Most of today’s entry was written by Claire with respect to the first photograph. I’ve added the second photograph and a little bit of commentary at the end. Claire writes:
Ton Rulkens (tonrulkens@Flickr) provided us with this beautiful photograph via the BPotD Flickr Pool of the flower of Manihot esculenta ‘Maria’ taken in Chimoio, Mozambique. Thank you Ton for helping us continue with the plant diversity and food series!
Manihot esculenta, or, commonly, cassava, manioc or yuca is a member of the Euphorbiaceae or spurge family. It is originally known from Brazil and Paraguay, but has spread to nearly all tropical regions around the world. There are no known wild types of this plant–it has been classified as a cultigen (like rice), i.e., it is only known from cultivation. The largest producers of Manihot esculenta are Nigeria, Brazil, and Thailand. As it needs at least eight months of sun, and does not tolerate frost well, the plant can only be cultivated in the tropics (and does particularly well in savanna climates).

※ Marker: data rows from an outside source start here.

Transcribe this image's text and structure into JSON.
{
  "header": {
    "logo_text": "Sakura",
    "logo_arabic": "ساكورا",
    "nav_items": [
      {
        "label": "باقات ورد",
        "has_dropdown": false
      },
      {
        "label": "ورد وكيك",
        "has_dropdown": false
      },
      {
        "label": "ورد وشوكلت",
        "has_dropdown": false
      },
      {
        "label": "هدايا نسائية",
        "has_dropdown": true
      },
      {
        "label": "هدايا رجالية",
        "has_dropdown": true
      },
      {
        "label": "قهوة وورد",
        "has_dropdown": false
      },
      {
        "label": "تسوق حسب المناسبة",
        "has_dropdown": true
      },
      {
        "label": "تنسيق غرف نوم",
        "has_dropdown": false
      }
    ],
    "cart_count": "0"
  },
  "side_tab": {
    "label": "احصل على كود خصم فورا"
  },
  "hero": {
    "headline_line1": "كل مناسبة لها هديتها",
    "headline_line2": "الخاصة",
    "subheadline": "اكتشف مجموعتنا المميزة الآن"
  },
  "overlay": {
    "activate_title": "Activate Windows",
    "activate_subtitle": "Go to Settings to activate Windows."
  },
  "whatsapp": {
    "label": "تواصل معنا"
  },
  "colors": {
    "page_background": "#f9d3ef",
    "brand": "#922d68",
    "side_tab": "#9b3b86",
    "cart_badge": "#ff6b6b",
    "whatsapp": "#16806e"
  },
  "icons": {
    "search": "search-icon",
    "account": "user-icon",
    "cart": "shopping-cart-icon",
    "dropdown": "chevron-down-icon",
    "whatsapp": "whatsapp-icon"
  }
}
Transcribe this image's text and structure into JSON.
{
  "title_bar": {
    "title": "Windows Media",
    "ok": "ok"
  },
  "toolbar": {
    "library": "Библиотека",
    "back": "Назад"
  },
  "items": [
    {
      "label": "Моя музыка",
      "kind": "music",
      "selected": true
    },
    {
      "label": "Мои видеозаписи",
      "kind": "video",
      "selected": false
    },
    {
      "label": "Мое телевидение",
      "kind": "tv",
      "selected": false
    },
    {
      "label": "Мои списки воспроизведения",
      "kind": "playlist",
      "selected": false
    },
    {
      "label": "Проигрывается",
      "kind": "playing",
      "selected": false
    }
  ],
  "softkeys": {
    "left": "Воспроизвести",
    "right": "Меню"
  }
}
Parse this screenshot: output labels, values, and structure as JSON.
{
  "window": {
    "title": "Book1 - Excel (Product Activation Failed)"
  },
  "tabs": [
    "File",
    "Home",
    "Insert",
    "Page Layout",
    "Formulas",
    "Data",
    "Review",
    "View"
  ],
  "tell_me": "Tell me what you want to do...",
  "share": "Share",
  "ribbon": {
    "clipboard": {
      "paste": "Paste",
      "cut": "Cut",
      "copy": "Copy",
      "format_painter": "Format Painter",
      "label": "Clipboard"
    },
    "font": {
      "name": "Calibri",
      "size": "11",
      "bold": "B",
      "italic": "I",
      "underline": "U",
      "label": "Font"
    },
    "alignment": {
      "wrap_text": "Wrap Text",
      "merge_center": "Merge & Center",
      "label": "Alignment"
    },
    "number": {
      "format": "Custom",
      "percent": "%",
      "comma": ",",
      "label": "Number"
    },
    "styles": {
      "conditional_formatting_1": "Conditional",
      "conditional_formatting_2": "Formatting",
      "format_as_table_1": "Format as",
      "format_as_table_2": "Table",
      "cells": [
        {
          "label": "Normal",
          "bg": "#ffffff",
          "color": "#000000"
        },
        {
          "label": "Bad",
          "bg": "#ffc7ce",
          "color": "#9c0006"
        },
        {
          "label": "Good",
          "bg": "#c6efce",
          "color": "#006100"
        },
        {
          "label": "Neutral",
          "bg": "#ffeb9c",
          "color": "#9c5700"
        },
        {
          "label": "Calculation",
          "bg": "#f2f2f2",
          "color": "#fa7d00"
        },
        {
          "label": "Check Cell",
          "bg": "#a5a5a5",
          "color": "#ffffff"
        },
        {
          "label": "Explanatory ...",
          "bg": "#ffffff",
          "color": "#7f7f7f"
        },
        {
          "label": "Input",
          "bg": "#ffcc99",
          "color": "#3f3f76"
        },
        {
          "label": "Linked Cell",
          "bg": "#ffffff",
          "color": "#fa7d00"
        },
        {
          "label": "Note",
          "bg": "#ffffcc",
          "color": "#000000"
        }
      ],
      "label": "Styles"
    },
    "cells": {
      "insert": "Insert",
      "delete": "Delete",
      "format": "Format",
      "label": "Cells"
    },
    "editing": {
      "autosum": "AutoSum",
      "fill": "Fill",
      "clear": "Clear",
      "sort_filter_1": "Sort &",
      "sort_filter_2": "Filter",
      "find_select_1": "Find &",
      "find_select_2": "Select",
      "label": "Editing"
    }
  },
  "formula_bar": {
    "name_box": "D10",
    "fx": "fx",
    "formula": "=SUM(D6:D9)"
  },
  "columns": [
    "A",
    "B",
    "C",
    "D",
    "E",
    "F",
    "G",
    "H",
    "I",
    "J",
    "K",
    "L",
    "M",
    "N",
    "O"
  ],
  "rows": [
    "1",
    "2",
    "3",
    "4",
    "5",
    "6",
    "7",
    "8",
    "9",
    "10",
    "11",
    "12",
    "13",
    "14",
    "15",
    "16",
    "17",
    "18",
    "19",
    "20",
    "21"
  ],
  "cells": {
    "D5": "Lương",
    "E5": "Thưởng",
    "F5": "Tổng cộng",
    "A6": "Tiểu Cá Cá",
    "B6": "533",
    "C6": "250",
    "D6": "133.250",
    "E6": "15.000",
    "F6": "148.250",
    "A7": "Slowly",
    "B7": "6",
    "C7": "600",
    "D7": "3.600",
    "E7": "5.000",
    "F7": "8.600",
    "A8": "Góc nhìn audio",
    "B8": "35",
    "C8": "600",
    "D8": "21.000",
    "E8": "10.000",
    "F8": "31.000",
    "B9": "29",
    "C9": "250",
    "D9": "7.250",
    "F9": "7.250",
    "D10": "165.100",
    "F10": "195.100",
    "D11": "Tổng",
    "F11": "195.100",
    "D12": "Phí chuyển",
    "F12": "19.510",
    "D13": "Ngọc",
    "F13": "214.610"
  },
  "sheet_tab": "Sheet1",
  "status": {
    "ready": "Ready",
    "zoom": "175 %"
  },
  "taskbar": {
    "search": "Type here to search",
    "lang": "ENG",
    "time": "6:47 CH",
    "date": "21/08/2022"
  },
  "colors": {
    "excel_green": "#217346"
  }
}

The large, starchy root is often used as the edible part of the plant (although the leaves can also be eaten if prepared properly) and is the staple source of food for much of the equatorial world. Approaches to processing of the root by different cultures ranges from boiling or baking, to drying or fermenting. Because of its high and pure starch content, cassava has many uses. It is typically known in the temperate world as the ingredient of boba or pearls in tea slushes and tapioca (tapioca pudding anyone?). In countries where it is the staple carbohydrate source, people make alcohol, paste, flour, pudding and syrups out of the root. In addition to a human food, the cultigen is also beginning to be harvested as a biofuel for ethanol production as well as for animal feed. The Animal Feed Resources Information System states that the leaves and stems are used to harvest protein meal for animal feed. Almost six tons of crude protein can be obtained per hectare!
Due to Manihot esculenta‘s high content of cyanogenic glucosides, cassava is toxic when eaten raw or processed improperly. Cyanides released from the cyanogenic glucosides can cause a disease called konzo, which is permanent and paralytic. Of the two varieties, sweet and bitter, the bitter plants have the highest concentrations and the disease is common in women in children in rural parts of Africa where the bitter variety is very common. The root must be processed and prepared properly in order to remove the majority of these toxins.
Daniel adds: the second photograph features some cassava chips I picked up on the weekend (I knew Claire was writing about cassava this week). These have since been shared with most of the UBC Botanical Garden staff, and it seemed to me that everyone thought they were tasty, if not delicious.